Deep in the throes of empty nest syndrome, Kelly Medina is missing her son who has left for college and mourns the life she used to have.
Kelly discovers that there is another Kelly Medina in town, a young single mother with a baby boy. Intrigued she starts to look for the other Kelly in real life and online, her obsession growing to know more about the woman. Finally, the two Kellies meet and start an instant friendship that is forced by the older Kelly as she feels that the younger woman isn’t being the best mother she can be to baby Sullivan. The friendship gets closer and closer until one of them disappears.
The original Kelly is an unreliable narrator which I always love in a suspense novel, it really helps to obfuscate what is really happening which for me amps amp the fun. We learn that Kelly has been through some trauma and has had past experiences of hallucinations and delusions, which has you questioning what and who is really in the story.
Excerpt from When I Was You by Amber Garza
“Well-baby?” I let out a surprised laugh. “You’re about nineteen years too late.”
“Excuse me?” Nancy asked, clearly confused.
“My son isn’t a baby,” I explained. “He’s nineteen.”
“Oh, I’m so sorry,” Nancy immediately replied.
I could hear the clicking of a keyboard.
“I apologize. I called the wrong Kelly Medina.”
“There’s another Kelly Medina in Folsom?” My maiden name had been Smith. There are a million other Kelly Smiths in the world. In California, even. But since I’d married Rafael, I’d never met another Kelly Medina.
“Yes. Her child is a new patient.”
It felt like yesterday when my child was a new patient. I remembered sitting in the waiting room of Dr. Cramer’s office, holding my tiny newborn, waiting for the nurse to call my name.
“I have no idea how this happened. It’s like your numbers got switched in the system or something,” Nancy muttered, and I wasn’t sure if she was talking to me or herself. “Again, I’m so sorry.”
I assured her it was fine, and hung up. My hair was still wet from the shower, but instead of blow-drying it I headed downstairs to make some tea first. On my way, I passed Aaron’s room. The door was closed, so I pressed it open with my palm. The wood was cold against my skin. Shivering, I took in his neatly made bed, the movie posters tacked to the wall, the darkened desktop computer in the corner. Leaning against the door frame of Aaron’s room, my mind flew back to the day he left for college. I remembered his broad smile, his sparkling eyes. He’d been so anxious to leave here. To leave me. I should’ve been happy for him. He was doing what I’d raised him to do. Boys were supposed to grow up and leave.
In my head I knew that. But in my heart it was hard to let him go. After closing Aaron’s door, I headed down to the kitchen. The house was silent. It used to be filled with noise—Aaron’s little feet stomping down the hallway, his sound effects as he played with toys, his chattering as he got older. Now it was always quiet.

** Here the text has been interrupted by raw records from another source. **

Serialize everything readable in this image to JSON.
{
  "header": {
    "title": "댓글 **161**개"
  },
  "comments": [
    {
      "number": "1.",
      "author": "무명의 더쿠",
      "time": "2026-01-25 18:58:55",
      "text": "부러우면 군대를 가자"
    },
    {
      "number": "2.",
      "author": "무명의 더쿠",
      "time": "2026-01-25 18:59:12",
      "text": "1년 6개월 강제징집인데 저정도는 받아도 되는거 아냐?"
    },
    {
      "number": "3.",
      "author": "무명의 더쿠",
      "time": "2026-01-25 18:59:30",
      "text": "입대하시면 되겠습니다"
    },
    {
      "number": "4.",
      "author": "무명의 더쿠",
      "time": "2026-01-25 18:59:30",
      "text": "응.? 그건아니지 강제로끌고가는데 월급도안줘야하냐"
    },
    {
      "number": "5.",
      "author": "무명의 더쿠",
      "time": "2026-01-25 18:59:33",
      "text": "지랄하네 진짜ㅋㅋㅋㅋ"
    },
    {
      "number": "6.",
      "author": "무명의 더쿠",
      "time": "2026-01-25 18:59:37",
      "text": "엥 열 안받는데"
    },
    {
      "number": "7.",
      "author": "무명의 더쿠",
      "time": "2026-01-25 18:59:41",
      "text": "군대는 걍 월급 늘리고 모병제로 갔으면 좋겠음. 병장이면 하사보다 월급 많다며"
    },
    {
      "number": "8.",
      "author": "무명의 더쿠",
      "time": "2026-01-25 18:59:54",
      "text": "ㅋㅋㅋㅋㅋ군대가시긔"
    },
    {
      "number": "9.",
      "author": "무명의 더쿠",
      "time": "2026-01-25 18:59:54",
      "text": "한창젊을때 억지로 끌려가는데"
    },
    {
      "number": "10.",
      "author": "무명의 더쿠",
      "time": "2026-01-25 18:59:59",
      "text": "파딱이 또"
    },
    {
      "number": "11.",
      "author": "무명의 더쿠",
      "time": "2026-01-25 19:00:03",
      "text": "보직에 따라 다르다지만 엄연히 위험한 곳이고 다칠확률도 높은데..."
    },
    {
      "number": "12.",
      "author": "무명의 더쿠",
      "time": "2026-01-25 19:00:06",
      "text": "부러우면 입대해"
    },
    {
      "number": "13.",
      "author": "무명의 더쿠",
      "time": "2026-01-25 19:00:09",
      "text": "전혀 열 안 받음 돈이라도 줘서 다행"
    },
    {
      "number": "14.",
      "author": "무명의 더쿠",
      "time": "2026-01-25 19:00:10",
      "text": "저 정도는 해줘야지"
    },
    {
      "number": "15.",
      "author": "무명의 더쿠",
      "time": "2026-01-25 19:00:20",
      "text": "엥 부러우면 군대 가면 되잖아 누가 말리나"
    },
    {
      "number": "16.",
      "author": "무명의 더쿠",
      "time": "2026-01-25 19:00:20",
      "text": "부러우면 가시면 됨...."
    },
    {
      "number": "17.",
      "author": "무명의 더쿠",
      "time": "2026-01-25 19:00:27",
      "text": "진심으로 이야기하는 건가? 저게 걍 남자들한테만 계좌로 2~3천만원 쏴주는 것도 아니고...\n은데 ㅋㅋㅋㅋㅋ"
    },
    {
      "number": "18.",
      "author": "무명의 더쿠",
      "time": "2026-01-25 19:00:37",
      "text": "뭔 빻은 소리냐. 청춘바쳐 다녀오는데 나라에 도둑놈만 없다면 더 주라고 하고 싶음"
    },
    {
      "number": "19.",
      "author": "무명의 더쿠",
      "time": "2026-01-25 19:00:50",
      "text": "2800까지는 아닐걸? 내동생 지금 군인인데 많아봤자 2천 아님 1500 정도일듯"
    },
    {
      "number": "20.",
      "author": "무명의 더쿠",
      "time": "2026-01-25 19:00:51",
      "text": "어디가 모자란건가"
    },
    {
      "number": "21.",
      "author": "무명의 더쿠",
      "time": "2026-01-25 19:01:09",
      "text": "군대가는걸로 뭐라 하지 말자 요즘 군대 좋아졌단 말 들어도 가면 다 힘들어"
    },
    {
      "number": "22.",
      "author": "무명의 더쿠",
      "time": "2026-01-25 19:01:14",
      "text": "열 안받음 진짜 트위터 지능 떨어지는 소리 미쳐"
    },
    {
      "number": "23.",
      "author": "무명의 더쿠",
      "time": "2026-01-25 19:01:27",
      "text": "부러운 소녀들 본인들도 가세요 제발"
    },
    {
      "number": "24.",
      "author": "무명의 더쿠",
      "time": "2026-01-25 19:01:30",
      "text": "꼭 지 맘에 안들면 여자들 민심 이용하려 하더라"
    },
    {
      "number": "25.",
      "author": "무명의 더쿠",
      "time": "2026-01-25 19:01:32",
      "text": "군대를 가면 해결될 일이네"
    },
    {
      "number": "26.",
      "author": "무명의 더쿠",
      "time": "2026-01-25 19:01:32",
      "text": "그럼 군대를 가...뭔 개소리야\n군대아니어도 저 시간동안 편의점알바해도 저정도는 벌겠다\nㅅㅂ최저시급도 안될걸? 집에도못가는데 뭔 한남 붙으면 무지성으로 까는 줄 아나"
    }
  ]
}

Especially during the week when Rafael stayed in the Bay Area for work. Aaron had been gone over a year. You’d think I’d be used to it by now. But, actually, it seemed to get worse over time. The constant silence. The phone call had thrown me. For a second it felt like I’d gone back in time, something I longed for most days. When Aaron was born everyone told me to savor all the moments because it went by too quickly. It was hard for me to imagine. I hadn’t had the easiest life growing up, and it certainly hadn’t flown by. And the nine months I was pregnant with Aaron had gone on forever, every day longer than the one before. But they were right.